Super User is a question and answer site for computer enthusiasts and power users. Join them; it only takes a minute:

Sign up
Here's how it works:
  1. Anybody can ask a question
  2. Anybody can answer
  3. The best answers are voted up and rise to the top

I have the following files, and need to match them like:

./       -match

./qux/   -match

./            -match

./            -no match

./foo.bar3          -no match

I have tried:

find . -regex ".*foo(bar[0-9])?.sh"

but it returns nothing. I cannot figure out why that regex won't work... help please?

share|improve this question
up vote 2 down vote accepted

Your regular expression has two errors:

  1. It misses a (literal) dot after foo.

  2. find requires you to escape the parentheses when not used as literal parentheses.

Also, you should escape the dot before sh, since it will match any character.

The fixed command now reads:

find . -regex ".*foo\(\.bar[0-9]\)?\.sh"

Error 2., by the way, is the reason why I don't like find's -regex switch: Inconsistent escaping.
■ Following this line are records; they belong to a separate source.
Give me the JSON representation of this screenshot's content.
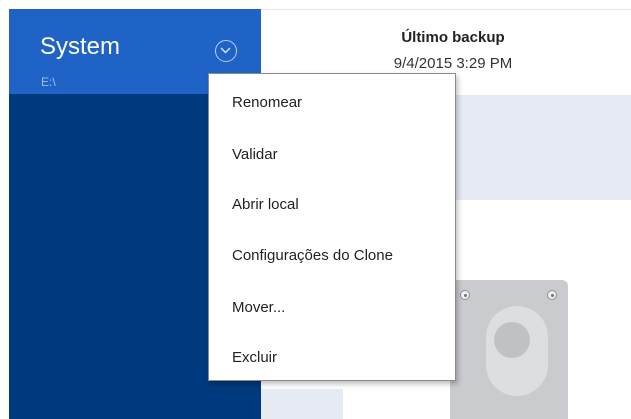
{
  "sidebar": {
    "selected_item": {
      "title": "System",
      "subtitle": "E:\\",
      "options_icon": "chevron-down-circle-icon"
    }
  },
  "main": {
    "last_backup_label": "Último backup",
    "last_backup_date": "9/4/2015 3:29 PM",
    "drive_icon": "hard-drive-icon"
  },
  "context_menu": {
    "items": [
      {
        "label": "Renomear"
      },
      {
        "label": "Validar"
      },
      {
        "label": "Abrir local"
      },
      {
        "label": "Configurações do Clone"
      },
      {
        "label": "Mover..."
      },
      {
        "label": "Excluir"
      }
    ]
  },
  "colors": {
    "sidebar_bg": "#003a7e",
    "sidebar_selected": "#1f63c6",
    "info_band": "#e6eaf3"
  }
}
It works, of course, but grep -P uses Perl Compatible Regular Expressions (PCRE), so there are more features, but less surprises and pitfalls.

Personally, I'd use:

find . | grep -P "foo(\.bar\d)?\.sh"
share|improve this answer

You must log in to answer this question.

Not the answer you're looking for? Browse other questions tagged .